Nishida on Heidegger

Continental Philosophy Review 42 (4):511-553 (2010)
Abstract
Heidegger and East-Asian thought have traditionally been strongly correlated. However, although still largely unrecognized, significant differences between the political and metaphysical stance of Heidegger and his perceived counterparts in East-Asia most certainly exist. One of the most dramatic discontinuities between East-Asian thought and Heidegger is revealed through an investigation of Kitarō Nishida’s own vigorous criticism of Heidegger. Ironically, more than one study of Heidegger and East-Asian thought has submitted that Nishida is that representative of East-Asian thought whose philosophy most closely resembles Heideggerian thought. In words that then and now resound discordantly within the enshrined, established view of Heidegger’s relationship to East-Asian thought, Nishida stated uninhibitedly his own view of Heidegger in the noteworthy statement: “Heidegger is not worth your time… He…does not recognize that which is indispensible and decisive, namely, God.” This present study lays out for the first time in English, the significant differences between the metaphysical and political stances of Nishida and Heidegger, Nishida’s own critique of Heidegger, and Heidegger’s own rather dismal assessment of non-Western philosophy, all of which demonstrate a remarkable, hitherto unrecognized discontinuity between Heidegger and East-Asian thought.
Keywords Heidegger  Nishida  Kyoto School  Nothingness  God  Karl Barth  Ethnocentrism  Nazism  East-Asian philosophy  Comparative philosophy
Categories (categorize this paper)
Options
 Save to my reading list
Follow the author(s)
My bibliography
Export citation
Find it on Scholar
Edit this record
Mark as duplicate
Revision history Request removal from index
 
Download options
PhilPapers Archive

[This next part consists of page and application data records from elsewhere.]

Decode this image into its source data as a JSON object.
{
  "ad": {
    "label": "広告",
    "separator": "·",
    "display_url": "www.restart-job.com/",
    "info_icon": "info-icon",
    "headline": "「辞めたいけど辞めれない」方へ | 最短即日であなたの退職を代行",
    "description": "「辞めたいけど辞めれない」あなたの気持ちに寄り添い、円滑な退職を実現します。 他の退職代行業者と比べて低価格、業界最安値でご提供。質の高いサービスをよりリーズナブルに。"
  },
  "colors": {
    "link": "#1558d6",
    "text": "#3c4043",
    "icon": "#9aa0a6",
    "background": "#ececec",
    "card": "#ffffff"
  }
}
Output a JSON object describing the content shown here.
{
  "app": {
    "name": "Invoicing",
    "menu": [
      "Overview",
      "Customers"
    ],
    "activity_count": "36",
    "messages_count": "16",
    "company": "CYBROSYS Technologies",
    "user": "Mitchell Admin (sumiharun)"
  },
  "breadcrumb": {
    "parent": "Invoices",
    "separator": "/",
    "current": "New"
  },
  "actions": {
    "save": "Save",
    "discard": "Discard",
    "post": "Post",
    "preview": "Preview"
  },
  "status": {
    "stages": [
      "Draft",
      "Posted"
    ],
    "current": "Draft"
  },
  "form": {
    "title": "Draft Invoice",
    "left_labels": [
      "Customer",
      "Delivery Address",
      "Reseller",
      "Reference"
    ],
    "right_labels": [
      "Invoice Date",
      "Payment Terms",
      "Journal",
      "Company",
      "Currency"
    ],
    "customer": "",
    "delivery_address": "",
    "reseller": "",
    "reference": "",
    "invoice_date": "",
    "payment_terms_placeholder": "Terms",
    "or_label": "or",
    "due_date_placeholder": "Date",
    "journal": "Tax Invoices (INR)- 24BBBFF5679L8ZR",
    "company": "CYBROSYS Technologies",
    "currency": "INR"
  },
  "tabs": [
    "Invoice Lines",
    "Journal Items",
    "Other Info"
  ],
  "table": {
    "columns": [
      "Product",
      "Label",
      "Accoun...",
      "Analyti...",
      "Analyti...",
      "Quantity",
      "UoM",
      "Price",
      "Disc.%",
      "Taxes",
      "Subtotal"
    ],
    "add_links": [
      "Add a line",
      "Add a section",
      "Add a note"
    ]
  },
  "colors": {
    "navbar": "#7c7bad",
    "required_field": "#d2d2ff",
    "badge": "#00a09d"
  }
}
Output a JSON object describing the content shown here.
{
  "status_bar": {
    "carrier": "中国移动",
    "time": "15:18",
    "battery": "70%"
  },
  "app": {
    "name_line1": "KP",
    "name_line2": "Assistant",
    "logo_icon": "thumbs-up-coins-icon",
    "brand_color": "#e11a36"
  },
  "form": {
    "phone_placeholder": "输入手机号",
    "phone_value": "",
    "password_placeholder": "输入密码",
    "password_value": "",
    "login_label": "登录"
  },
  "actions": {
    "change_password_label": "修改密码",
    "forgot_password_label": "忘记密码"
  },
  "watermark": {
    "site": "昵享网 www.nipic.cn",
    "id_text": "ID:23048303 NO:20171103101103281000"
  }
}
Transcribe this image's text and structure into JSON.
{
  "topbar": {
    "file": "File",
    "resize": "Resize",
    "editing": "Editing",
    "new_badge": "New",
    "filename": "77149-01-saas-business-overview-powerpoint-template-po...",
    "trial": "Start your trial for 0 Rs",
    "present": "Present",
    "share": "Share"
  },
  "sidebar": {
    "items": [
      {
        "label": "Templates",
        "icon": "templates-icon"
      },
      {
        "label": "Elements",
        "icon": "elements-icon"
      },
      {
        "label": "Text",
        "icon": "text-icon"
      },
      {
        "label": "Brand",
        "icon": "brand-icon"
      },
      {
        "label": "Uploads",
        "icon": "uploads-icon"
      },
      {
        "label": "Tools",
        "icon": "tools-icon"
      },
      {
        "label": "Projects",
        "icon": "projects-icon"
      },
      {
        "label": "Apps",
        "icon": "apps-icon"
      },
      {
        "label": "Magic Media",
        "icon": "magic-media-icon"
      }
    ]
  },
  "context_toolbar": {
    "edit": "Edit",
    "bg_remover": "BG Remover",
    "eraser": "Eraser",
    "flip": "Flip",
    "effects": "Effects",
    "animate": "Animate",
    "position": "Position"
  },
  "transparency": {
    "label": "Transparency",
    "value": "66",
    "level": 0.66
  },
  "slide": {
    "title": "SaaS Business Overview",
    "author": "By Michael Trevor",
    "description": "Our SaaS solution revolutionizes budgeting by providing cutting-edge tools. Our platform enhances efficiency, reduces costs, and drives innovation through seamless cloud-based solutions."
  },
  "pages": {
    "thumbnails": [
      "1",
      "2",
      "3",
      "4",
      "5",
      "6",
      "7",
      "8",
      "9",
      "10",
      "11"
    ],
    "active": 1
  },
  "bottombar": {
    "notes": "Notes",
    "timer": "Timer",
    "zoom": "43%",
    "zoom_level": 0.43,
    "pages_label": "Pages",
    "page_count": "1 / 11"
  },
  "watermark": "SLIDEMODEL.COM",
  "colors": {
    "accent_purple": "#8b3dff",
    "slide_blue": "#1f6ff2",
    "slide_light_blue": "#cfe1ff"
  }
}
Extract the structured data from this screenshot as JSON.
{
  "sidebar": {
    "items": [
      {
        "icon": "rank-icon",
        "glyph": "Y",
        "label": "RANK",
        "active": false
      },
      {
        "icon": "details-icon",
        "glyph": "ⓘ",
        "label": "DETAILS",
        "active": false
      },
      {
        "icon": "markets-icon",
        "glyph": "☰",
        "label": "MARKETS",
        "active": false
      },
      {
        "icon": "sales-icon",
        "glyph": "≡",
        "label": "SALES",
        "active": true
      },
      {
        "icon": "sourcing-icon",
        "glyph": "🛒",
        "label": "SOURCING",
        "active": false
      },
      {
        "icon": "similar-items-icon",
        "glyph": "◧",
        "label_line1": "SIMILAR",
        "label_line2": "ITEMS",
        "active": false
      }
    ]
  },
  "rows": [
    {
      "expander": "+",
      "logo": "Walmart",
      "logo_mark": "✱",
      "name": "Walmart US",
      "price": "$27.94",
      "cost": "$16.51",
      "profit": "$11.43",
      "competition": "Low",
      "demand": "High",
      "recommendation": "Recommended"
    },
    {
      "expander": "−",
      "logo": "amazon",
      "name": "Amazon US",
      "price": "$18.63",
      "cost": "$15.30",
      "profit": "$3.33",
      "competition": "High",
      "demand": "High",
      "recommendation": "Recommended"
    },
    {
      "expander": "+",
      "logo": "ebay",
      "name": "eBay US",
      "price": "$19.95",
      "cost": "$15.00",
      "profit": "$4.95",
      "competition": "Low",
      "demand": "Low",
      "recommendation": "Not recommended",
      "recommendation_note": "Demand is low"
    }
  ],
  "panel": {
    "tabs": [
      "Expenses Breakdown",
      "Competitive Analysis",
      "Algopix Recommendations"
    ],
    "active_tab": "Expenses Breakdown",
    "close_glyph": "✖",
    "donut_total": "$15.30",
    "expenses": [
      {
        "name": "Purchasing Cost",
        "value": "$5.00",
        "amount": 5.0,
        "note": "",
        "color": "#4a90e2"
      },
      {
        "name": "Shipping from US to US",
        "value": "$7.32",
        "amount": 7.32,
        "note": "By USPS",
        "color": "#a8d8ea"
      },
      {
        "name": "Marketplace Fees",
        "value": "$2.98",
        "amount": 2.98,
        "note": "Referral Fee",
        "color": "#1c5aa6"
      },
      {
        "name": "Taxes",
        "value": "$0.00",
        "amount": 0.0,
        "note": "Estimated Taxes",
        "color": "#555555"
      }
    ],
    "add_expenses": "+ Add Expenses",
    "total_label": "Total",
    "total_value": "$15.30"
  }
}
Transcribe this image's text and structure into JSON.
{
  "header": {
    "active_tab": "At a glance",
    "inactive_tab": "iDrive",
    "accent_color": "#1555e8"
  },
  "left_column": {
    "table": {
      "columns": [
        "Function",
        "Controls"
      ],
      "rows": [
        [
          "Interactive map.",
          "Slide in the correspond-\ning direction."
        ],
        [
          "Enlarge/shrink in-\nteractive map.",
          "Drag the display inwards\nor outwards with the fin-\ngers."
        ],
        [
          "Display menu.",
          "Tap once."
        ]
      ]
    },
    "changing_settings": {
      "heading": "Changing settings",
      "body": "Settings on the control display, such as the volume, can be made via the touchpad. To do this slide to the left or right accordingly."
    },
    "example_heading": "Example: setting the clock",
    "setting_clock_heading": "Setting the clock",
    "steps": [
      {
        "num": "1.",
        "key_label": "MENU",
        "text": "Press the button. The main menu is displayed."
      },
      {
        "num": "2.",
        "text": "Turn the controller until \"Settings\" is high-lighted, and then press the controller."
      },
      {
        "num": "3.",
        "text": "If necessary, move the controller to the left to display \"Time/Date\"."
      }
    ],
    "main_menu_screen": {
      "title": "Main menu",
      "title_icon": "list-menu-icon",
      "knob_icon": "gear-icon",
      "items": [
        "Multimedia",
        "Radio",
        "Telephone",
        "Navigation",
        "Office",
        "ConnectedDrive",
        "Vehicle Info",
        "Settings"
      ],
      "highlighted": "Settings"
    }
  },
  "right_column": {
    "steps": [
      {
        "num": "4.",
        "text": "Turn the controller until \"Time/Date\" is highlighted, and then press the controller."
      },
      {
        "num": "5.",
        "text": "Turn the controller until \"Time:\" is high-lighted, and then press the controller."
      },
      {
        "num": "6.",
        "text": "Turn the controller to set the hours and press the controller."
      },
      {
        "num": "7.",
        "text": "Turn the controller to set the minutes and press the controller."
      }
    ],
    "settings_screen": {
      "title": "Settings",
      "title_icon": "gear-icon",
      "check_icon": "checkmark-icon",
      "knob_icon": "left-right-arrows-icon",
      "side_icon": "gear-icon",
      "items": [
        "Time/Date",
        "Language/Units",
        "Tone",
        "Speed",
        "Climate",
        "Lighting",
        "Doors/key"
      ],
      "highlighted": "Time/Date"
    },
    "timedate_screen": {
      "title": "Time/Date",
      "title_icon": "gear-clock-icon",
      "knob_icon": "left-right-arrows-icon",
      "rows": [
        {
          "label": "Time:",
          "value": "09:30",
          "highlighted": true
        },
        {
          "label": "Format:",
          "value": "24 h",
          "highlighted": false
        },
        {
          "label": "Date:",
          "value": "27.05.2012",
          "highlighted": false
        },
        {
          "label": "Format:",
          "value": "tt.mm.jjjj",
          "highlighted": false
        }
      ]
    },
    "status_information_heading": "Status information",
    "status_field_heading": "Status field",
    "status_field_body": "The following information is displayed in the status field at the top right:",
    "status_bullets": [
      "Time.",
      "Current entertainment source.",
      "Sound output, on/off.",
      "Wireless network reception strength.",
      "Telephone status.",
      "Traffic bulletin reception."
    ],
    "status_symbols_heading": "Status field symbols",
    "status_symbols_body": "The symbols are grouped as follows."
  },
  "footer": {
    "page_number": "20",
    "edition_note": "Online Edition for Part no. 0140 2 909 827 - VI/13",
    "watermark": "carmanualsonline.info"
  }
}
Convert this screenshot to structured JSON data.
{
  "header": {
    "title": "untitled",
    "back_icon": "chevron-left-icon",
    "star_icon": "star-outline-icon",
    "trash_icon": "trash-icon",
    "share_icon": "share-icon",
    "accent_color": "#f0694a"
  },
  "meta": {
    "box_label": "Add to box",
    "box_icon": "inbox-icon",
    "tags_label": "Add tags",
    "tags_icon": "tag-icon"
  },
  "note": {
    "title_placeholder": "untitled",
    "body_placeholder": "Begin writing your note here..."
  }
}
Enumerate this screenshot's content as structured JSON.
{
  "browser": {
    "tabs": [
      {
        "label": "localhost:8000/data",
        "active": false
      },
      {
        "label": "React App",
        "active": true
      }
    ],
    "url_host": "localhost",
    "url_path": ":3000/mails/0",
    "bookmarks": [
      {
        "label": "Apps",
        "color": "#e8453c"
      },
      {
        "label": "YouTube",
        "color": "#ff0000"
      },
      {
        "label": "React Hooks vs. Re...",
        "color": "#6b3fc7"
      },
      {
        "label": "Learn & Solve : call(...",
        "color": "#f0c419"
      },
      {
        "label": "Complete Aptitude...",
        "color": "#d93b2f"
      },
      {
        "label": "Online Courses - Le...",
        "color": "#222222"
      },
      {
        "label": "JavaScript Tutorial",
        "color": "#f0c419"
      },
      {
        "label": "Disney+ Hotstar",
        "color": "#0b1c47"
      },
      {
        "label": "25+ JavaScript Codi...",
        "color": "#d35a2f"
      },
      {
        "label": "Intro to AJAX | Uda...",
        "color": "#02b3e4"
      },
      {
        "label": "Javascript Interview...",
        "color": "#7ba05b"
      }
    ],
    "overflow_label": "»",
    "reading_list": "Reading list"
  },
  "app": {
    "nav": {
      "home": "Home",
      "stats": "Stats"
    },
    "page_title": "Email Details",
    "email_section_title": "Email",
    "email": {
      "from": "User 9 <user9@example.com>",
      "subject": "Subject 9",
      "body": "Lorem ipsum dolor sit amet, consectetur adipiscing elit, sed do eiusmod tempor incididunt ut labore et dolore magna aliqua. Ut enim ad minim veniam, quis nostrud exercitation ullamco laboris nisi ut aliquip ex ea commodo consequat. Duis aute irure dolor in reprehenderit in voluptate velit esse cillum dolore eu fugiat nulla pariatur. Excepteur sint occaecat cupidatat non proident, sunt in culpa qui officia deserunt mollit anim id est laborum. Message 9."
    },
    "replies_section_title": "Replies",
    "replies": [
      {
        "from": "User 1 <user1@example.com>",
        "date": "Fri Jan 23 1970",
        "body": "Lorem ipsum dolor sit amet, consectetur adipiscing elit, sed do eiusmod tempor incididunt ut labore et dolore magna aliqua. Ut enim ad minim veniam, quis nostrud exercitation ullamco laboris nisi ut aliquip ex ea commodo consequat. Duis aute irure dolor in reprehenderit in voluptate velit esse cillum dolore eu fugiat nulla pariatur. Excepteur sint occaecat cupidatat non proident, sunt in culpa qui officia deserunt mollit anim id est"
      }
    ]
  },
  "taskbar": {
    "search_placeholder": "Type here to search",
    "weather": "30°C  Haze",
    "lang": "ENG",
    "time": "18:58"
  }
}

Upload a copy of this paper     Check publisher's policy on self-archival     Papers currently archived: 11,826
External links
Setup an account with your affiliations in order to access resources via your University's proxy server
Configure custom proxy (use this if your affiliation does not provide a proxy)
Through your library
References found in this work BETA
Karl Barth (2004). Church Dogmatics. Edinburgh: T and T Clark.
Martin Heidegger (1998). Pathmarks. Cambridge University Press.

View all 16 references

Citations of this work BETA

No citations found.

Similar books and articles
Analytics

Monthly downloads

Added to index

2010-02-01

Total downloads

92 ( #14,274 of 1,100,109 )

Recent downloads (6 months)

11 ( #21,238 of 1,100,109 )

How can I increase my downloads?

My notes
Sign in to use this feature


Discussion
Start a new thread
Order:
There  are no threads in this forum
Nothing in this forum yet.